(Page and application data records)
= = = = =
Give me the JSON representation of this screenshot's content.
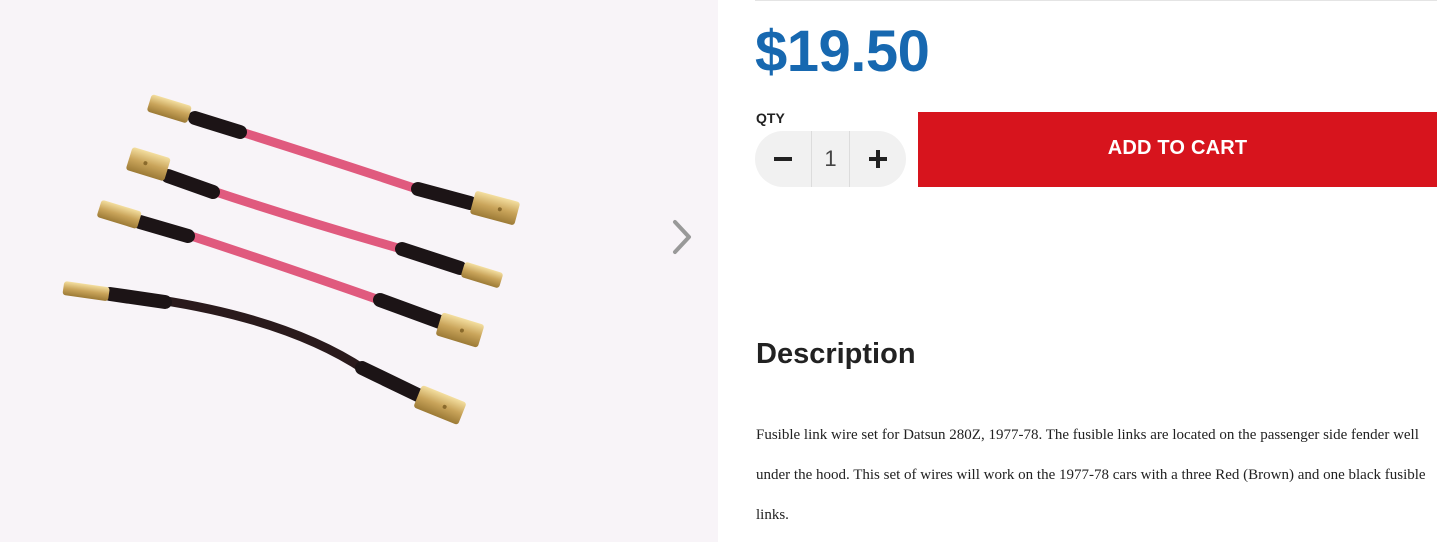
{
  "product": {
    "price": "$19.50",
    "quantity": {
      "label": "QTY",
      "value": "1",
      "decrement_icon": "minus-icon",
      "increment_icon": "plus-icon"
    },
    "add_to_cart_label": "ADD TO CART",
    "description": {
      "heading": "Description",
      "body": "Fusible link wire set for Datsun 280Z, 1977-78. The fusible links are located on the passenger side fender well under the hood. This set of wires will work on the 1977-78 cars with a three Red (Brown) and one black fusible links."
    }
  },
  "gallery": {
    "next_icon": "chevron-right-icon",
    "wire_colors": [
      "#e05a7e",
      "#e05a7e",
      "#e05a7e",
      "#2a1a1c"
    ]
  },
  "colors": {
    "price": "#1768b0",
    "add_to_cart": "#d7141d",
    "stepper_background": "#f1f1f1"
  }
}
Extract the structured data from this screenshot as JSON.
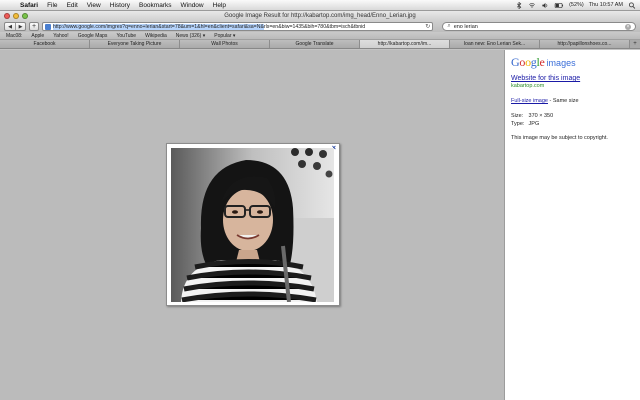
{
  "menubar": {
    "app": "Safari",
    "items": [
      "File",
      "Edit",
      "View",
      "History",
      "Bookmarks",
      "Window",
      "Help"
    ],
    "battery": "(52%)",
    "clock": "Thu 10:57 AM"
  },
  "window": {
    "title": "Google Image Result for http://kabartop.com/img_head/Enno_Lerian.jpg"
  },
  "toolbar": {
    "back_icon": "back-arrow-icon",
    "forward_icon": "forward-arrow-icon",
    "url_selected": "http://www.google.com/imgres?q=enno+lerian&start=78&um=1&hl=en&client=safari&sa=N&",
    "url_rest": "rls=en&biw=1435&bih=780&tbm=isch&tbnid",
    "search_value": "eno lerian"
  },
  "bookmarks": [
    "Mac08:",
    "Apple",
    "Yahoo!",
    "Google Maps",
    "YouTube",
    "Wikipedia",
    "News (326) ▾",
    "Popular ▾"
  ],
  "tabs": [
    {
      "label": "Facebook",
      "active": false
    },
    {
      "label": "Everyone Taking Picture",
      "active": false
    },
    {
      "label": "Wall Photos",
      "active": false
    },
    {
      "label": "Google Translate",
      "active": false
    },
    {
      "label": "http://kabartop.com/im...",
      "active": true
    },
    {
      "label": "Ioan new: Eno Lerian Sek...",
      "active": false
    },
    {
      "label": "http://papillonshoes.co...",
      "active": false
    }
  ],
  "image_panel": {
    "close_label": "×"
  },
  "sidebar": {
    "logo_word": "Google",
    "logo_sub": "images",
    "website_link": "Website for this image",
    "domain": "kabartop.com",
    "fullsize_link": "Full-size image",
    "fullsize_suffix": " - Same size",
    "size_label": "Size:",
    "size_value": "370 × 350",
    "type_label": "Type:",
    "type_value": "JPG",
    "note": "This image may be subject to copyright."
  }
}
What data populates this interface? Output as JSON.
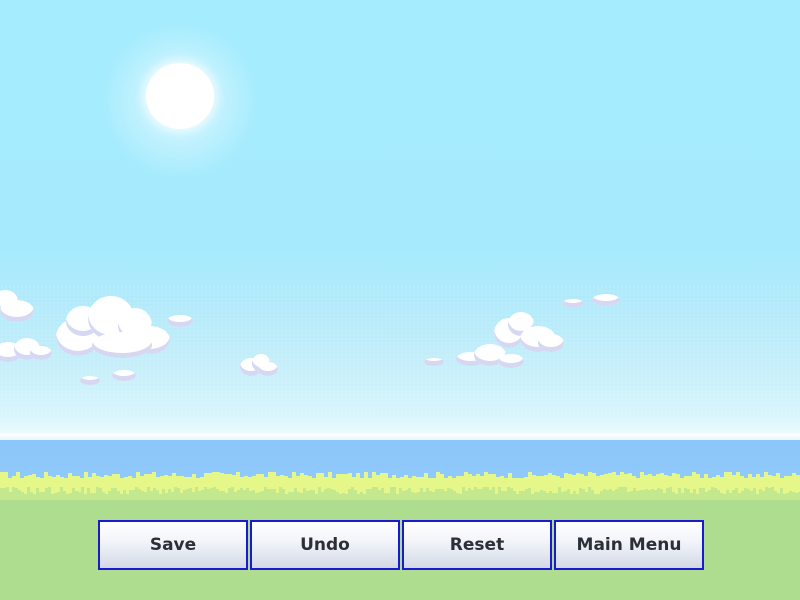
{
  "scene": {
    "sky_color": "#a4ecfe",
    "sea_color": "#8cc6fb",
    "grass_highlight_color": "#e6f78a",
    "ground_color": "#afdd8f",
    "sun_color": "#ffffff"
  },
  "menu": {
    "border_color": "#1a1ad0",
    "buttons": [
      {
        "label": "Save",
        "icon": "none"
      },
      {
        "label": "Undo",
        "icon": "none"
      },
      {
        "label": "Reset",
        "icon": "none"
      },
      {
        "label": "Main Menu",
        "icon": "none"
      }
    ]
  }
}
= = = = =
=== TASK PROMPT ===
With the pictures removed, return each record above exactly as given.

=== WRITTEN REPLY ===
Give me the JSON representation of this screenshot's content.
{
  "product": {
    "price": "$19.50",
    "quantity": {
      "label": "QTY",
      "value": "1",
      "decrement_icon": "minus-icon",
      "increment_icon": "plus-icon"
    },
    "add_to_cart_label": "ADD TO CART",
    "description": {
      "heading": "Description",
      "body": "Fusible link wire set for Datsun 280Z, 1977-78. The fusible links are located on the passenger side fender well under the hood. This set of wires will work on the 1977-78 cars with a three Red (Brown) and one black fusible links."
    }
  },
  "gallery": {
    "next_icon": "chevron-right-icon",
    "wire_colors": [
      "#e05a7e",
      "#e05a7e",
      "#e05a7e",
      "#2a1a1c"
    ]
  },
  "colors": {
    "price": "#1768b0",
    "add_to_cart": "#d7141d",
    "stepper_background": "#f1f1f1"
  }
}
Extract the structured data from this screenshot as JSON.
{
  "menubar": {
    "app": "Safari",
    "items": [
      "File",
      "Edit",
      "View",
      "History",
      "Bookmarks",
      "Window",
      "Help"
    ],
    "battery": "(52%)",
    "clock": "Thu 10:57 AM"
  },
  "window": {
    "title": "Google Image Result for http://kabartop.com/img_head/Enno_Lerian.jpg"
  },
  "toolbar": {
    "back_icon": "back-arrow-icon",
    "forward_icon": "forward-arrow-icon",
    "url_selected": "http://www.google.com/imgres?q=enno+lerian&start=78&um=1&hl=en&client=safari&sa=N&",
    "url_rest": "rls=en&biw=1435&bih=780&tbm=isch&tbnid",
    "search_value": "eno lerian"
  },
  "bookmarks": [
    "Mac08:",
    "Apple",
    "Yahoo!",
    "Google Maps",
    "YouTube",
    "Wikipedia",
    "News (326) ▾",
    "Popular ▾"
  ],
  "tabs": [
    {
      "label": "Facebook",
      "active": false
    },
    {
      "label": "Everyone Taking Picture",
      "active": false
    },
    {
      "label": "Wall Photos",
      "active": false
    },
    {
      "label": "Google Translate",
      "active": false
    },
    {
      "label": "http://kabartop.com/im...",
      "active": true
    },
    {
      "label": "Ioan new: Eno Lerian Sek...",
      "active": false
    },
    {
      "label": "http://papillonshoes.co...",
      "active": false
    }
  ],
  "image_panel": {
    "close_label": "×"
  },
  "sidebar": {
    "logo_word": "Google",
    "logo_sub": "images",
    "website_link": "Website for this image",
    "domain": "kabartop.com",
    "fullsize_link": "Full-size image",
    "fullsize_suffix": " - Same size",
    "size_label": "Size:",
    "size_value": "370 × 350",
    "type_label": "Type:",
    "type_value": "JPG",
    "note": "This image may be subject to copyright."
  }
}
What data populates this interface? Output as JSON.
{
  "scene": {
    "sky_color": "#a4ecfe",
    "sea_color": "#8cc6fb",
    "grass_highlight_color": "#e6f78a",
    "ground_color": "#afdd8f",
    "sun_color": "#ffffff"
  },
  "menu": {
    "border_color": "#1a1ad0",
    "buttons": [
      {
        "label": "Save",
        "icon": "none"
      },
      {
        "label": "Undo",
        "icon": "none"
      },
      {
        "label": "Reset",
        "icon": "none"
      },
      {
        "label": "Main Menu",
        "icon": "none"
      }
    ]
  }
}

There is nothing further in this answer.